Biological variability: Biological systems are inherently variable and the response to a compound can differ among individuals or experimental conditions. This variability can complicate the interpretation of screening results.

Ethical considerations: In vivo studies often involve animal testing, raising ethical concerns about animal welfare. There is a growing push to develop alternative methods, such as organoids and tissue-on-a-chip systems, to reduce the reliance on animal models.

Cost and resources: High-throughput screenings and in vivo studies can be expensive and resource-intensive. This can limit the number of compounds that can be tested and hinder the progress of drug discovery efforts.

Reproducibility and quality control: Ensuring the reproducibility of screening results is a significant challenge. Proper quality control measures and standardized protocols are essential to address this issue.

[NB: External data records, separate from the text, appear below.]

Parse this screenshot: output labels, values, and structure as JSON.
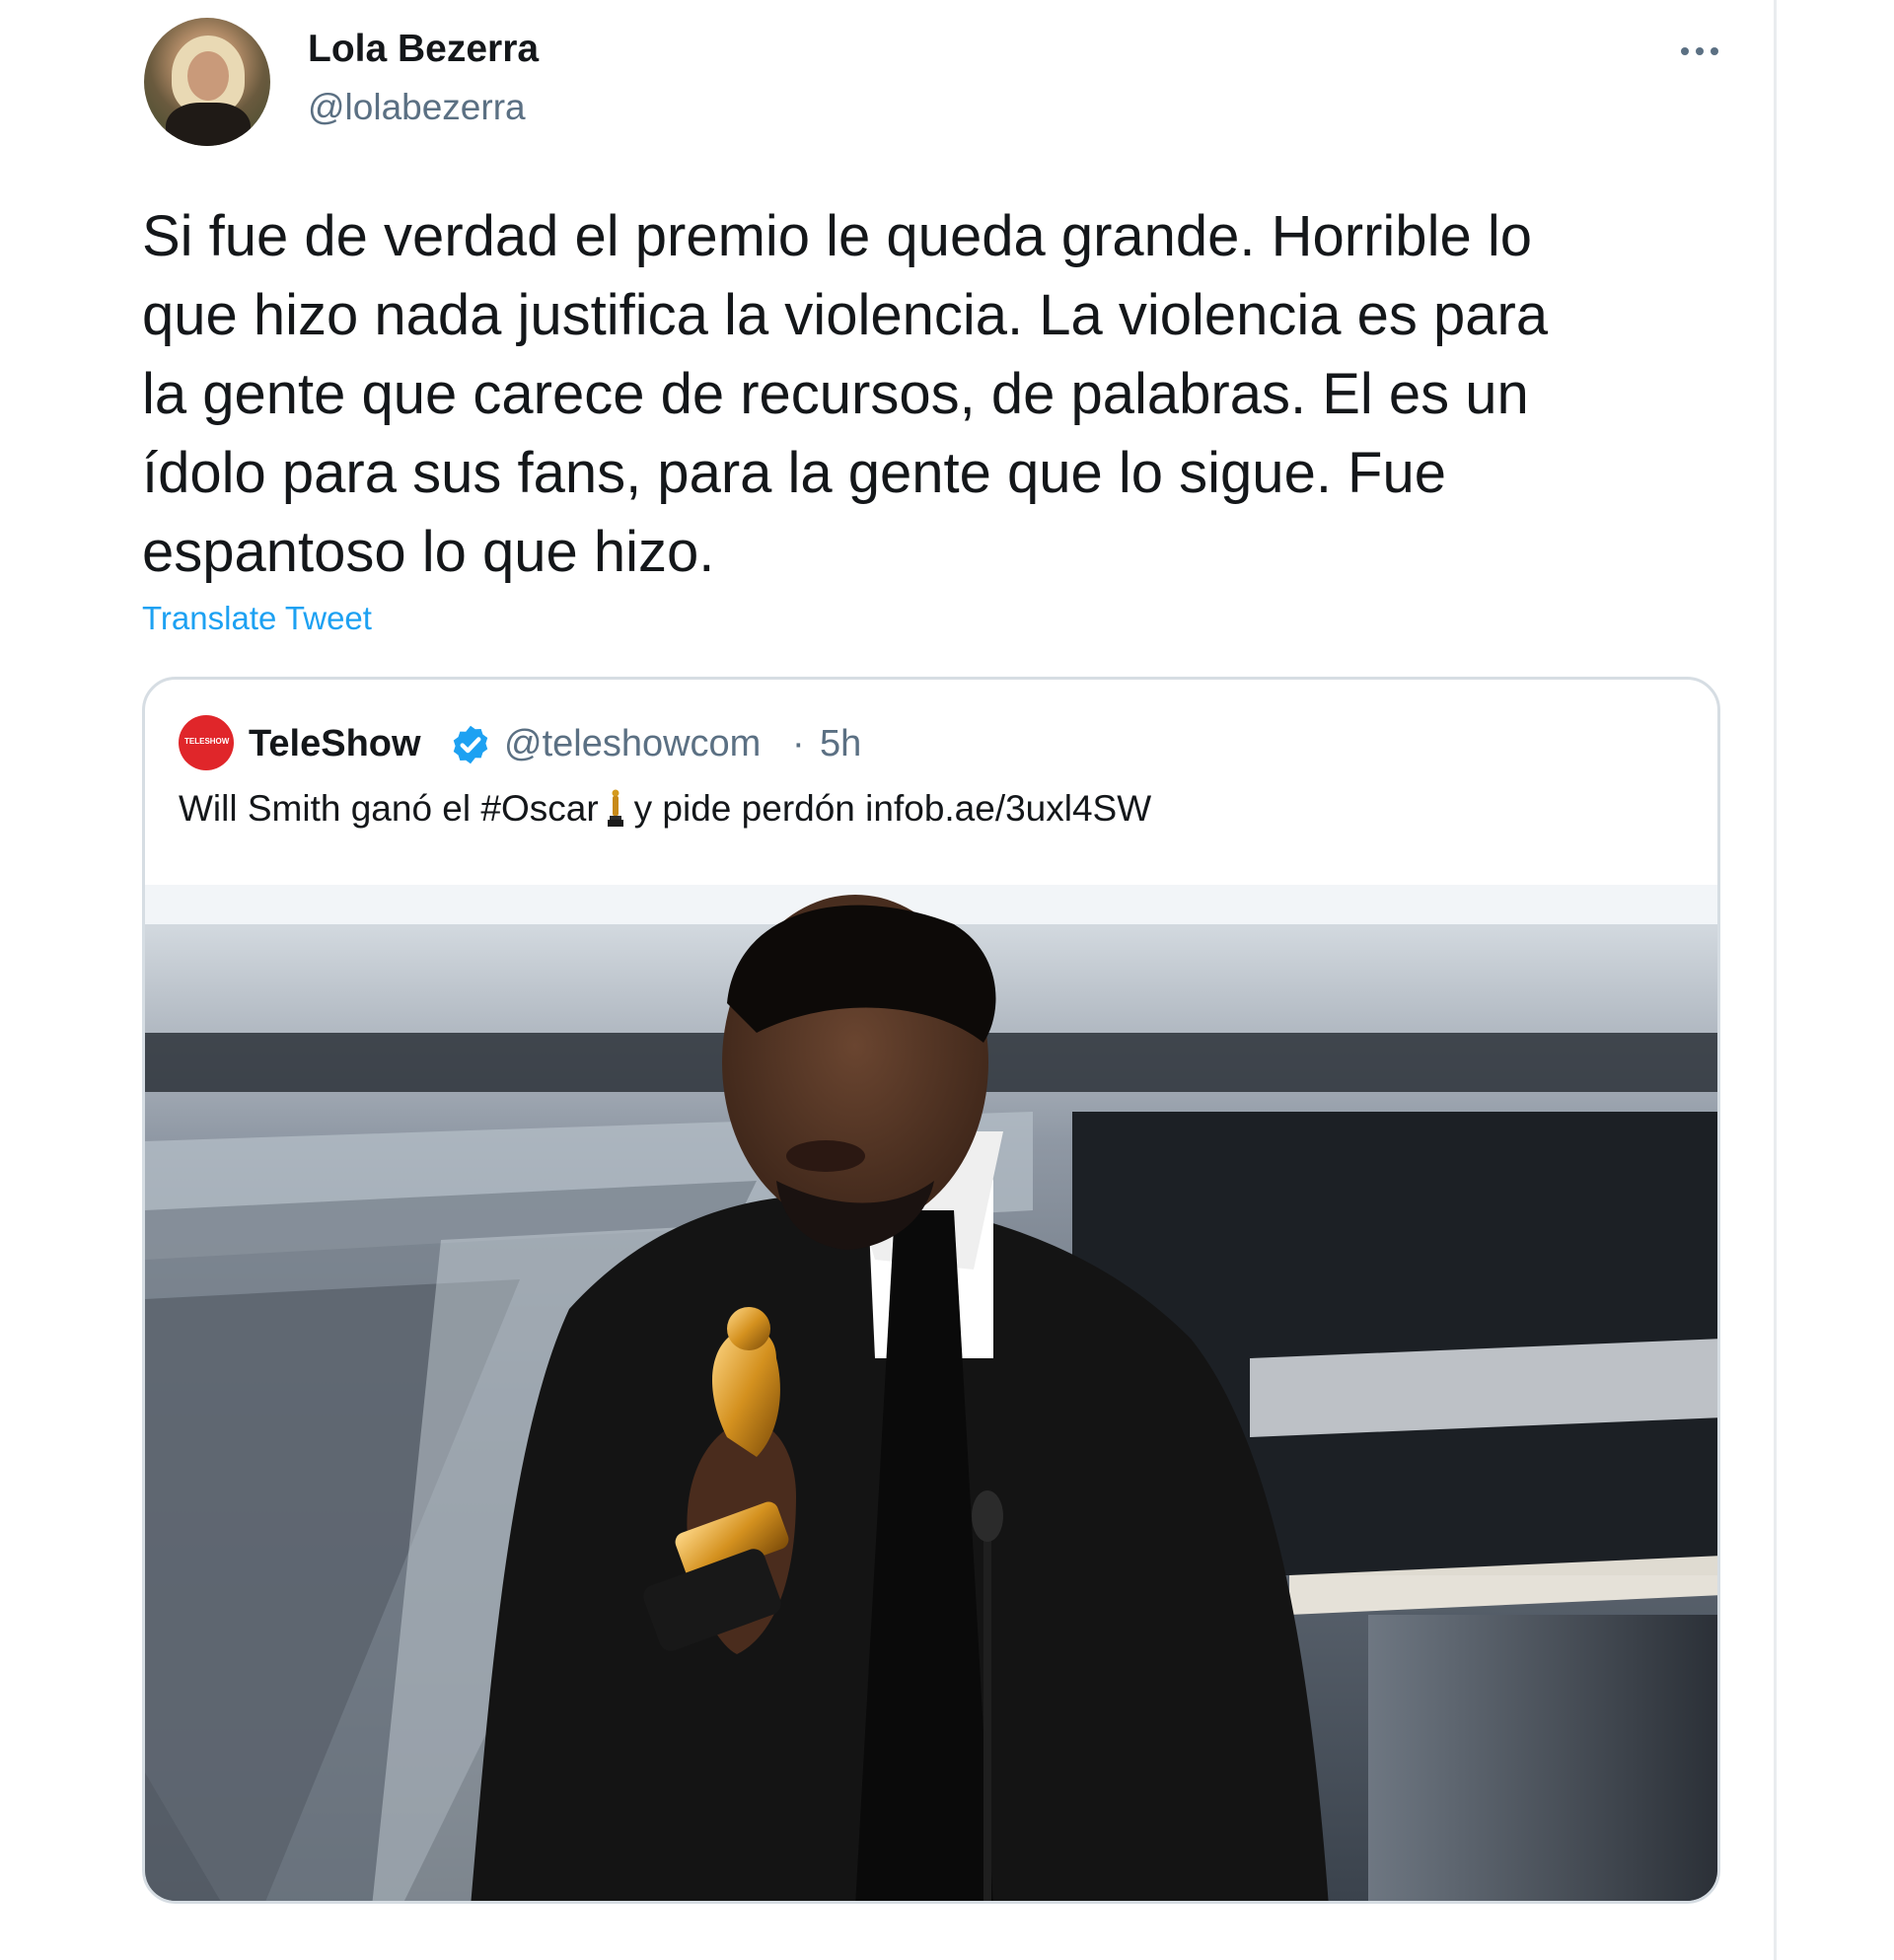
{
  "tweet": {
    "author": {
      "display_name": "Lola Bezerra",
      "handle": "@lolabezerra"
    },
    "text_lines": [
      "Si fue de verdad el premio le queda grande. Horrible lo",
      "que hizo nada justifica la violencia. La violencia es para",
      "la gente que carece de recursos, de palabras. El es un",
      "ídolo para sus fans, para la gente que lo sigue. Fue",
      "espantoso lo que hizo."
    ],
    "translate_label": "Translate Tweet",
    "more_icon": "more-horizontal-icon"
  },
  "quoted_tweet": {
    "author": {
      "display_name": "TeleShow",
      "handle": "@teleshowcom",
      "verified": true,
      "avatar_text": "TELESHOW"
    },
    "separator": "·",
    "time": "5h",
    "text_before_icon": "Will Smith ganó el #Oscar",
    "text_icon": "oscar-statuette-icon",
    "text_after_icon": "y pide perdón infob.ae/3uxl4SW"
  },
  "colors": {
    "text_primary": "#14171a",
    "text_secondary": "#5b7083",
    "link": "#1da1f2",
    "verified": "#1da1f2",
    "card_border": "#d6dde3",
    "teleshow_red": "#e0262a"
  }
}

Pharmacological screenings in Farmacologia y Toxicologia are fundamental for understanding the effects of substances on biological systems. They facilitate drug discovery, toxicity assessments and the development of personalized medicine approaches. Despite the challenges and limitations, pharmacological screenings continue to drive advances in pharmacology and toxicology, ultimately improving our understanding of how drugs and toxins interact with the human body. As technology and research methods evolve, it is likely that pharmacological screenings will become even more precise and effective in the future, leading to better healthcare outcomes and safer drug development processes.